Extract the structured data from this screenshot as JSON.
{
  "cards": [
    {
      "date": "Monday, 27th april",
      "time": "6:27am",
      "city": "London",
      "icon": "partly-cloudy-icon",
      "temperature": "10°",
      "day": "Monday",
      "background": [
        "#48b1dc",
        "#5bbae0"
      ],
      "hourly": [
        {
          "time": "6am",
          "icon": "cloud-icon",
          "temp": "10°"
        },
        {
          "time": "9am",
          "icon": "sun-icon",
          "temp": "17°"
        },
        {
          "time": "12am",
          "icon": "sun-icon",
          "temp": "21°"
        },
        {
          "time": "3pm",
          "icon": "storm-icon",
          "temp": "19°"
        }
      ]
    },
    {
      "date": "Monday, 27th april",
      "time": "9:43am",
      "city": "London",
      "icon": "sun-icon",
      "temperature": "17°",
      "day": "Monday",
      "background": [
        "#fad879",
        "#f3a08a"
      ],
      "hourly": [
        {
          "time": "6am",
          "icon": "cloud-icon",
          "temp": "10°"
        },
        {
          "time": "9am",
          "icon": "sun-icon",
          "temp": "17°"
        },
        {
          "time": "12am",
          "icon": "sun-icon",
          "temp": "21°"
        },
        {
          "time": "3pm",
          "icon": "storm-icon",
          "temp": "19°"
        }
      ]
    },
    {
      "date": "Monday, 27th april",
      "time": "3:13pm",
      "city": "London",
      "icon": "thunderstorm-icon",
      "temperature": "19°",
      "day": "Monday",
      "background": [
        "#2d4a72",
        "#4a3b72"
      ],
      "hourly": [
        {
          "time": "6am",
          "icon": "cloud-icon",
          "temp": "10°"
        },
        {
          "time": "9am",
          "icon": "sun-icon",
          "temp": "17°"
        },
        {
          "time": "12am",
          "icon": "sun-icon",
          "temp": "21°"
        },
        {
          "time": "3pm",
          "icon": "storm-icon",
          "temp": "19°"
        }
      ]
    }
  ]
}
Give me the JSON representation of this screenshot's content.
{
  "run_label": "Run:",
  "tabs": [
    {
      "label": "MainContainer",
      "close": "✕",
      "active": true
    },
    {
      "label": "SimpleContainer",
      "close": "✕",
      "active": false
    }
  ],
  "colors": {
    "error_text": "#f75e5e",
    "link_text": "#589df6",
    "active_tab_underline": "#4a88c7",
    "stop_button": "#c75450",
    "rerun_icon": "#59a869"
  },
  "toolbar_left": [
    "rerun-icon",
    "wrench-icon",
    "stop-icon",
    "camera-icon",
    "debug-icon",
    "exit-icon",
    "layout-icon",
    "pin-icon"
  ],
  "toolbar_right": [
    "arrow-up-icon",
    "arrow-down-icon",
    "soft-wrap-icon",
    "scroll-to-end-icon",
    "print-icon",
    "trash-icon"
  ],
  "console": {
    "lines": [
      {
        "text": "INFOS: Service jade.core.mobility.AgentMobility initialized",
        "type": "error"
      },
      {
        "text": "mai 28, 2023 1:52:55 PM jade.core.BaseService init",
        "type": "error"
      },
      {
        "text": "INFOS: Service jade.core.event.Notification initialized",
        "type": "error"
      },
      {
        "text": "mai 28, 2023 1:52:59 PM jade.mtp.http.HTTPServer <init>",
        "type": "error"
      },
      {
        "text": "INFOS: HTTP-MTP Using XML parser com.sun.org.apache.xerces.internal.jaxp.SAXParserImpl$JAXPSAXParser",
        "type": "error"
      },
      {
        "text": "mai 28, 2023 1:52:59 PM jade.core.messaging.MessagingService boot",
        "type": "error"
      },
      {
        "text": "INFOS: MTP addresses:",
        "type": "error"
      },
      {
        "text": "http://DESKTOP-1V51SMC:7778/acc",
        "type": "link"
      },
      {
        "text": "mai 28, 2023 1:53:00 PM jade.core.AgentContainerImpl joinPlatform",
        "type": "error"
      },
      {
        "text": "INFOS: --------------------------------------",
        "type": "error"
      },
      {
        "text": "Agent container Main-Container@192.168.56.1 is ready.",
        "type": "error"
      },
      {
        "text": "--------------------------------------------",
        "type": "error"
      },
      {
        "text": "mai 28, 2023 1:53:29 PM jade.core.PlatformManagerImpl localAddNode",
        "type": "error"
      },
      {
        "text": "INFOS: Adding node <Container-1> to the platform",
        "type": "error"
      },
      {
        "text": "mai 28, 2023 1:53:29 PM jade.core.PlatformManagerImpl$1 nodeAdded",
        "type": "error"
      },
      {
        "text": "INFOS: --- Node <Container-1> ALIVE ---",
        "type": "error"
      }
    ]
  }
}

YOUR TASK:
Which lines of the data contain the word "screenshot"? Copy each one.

THE ANSWER:
Extract the structured data from this screenshot as JSON.
Give me the JSON representation of this screenshot's content.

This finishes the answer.